- Difficult people – dealing with disagreement, domination and disengagement
- Getting ‘buy-in’ and ownership for decisions
- Reliable tools and tips for generating spirited involvement and robust interaction, using experiential techniques
- Specific ‘structured stimulus activities’ to address particular challenges
- Crafting questions – building a robust Question Bank
- Creating agendas using planning templates for (almost) all meetings
- Generating and sorting multiple ideas – brainstorming, brainswarming, affinity mapping
- Prioritising choices
- Decision-making tools and methods
- Audit your current approaches using our Engagement Index
Do It – going live with groups
Starting strong – warming people up in the first few minutes: to the facilitator, to each other, to the purpose, to a positive culture.
- Posing Questions – good questions and great questions, exploring hidden assumptions, exposing ‘the elephant in the room’, dealing with silence
- Active Listening – an intensive focus on listening skills
- Generating Interaction – encouraging different voices and opinions without wasting time, moderating the ‘dominators’, enhancing dialogue between participants and finding common ground
- Observing – monitoring the pace and quality of the discussion, to keep everyone involved and on track, managing time
- Assertiveness in a spirit of co-operation
- Harnessing conflict for good
- Managing time
- Creating group meaning – synthesising and summarising
- Noticing and shifting patterns of behaviour that support quality interaction
- The language of facilitation: framing, shaping meaning
- Managing your own anxiety
Following up and following through
- Getting traction from your meetings
- Shaping ‘artefacts’ that create a memorable legacy
Addressing specific needs of participants
Participants will be invited to complete an online survey to highlight specific needs and interests, in order to fine tune the course for specific contexts.
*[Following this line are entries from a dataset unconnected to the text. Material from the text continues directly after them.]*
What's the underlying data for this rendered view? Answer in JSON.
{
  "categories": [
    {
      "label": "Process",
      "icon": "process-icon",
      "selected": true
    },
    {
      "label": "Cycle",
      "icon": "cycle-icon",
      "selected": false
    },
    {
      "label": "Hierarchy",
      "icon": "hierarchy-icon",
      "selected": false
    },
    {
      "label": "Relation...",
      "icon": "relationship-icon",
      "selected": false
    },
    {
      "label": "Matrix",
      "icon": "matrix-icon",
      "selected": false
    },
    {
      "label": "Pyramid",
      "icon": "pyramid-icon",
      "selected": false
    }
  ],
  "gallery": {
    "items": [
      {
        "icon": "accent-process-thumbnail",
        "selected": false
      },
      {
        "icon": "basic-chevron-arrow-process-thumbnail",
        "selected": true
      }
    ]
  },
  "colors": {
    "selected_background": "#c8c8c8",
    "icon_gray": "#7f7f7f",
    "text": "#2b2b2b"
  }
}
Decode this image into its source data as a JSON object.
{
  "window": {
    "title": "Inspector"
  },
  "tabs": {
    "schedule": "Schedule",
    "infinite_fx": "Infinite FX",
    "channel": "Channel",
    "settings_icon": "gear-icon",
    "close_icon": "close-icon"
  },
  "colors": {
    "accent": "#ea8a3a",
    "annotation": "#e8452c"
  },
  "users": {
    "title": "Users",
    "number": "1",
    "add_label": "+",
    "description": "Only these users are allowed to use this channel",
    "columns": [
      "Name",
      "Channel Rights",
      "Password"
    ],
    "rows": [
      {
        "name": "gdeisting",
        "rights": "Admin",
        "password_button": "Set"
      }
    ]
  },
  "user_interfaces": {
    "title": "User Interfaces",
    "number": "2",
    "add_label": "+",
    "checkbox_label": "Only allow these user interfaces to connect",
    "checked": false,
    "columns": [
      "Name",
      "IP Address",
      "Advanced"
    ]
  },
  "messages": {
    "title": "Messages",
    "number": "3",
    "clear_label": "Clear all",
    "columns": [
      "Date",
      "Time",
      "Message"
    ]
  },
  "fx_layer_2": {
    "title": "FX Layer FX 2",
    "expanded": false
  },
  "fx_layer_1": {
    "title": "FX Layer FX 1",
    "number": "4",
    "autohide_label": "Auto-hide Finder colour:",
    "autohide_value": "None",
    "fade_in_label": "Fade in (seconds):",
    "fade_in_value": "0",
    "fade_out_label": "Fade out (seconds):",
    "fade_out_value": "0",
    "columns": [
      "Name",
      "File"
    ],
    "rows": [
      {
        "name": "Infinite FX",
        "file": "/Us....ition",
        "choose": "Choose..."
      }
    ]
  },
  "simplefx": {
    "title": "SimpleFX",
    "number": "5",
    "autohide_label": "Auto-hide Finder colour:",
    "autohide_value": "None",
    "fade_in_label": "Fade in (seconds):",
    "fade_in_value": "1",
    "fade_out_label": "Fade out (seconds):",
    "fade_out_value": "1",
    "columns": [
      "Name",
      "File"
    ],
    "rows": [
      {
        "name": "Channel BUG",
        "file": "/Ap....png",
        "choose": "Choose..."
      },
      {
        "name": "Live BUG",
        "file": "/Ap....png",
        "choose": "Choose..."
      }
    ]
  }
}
They will also be invited to identify relevant challenge scenarios that could be explored further in the course. Depending on participant numbers, some participants may be invited to experiment with specific live role plays on the second day of the course.
On-site & in-house training
Deliver this course how you want, where you want, when you want – and save up to 40%! 8+ employees seeking training on the same topic?
Talk to us about an on-site/in-house & customised solution.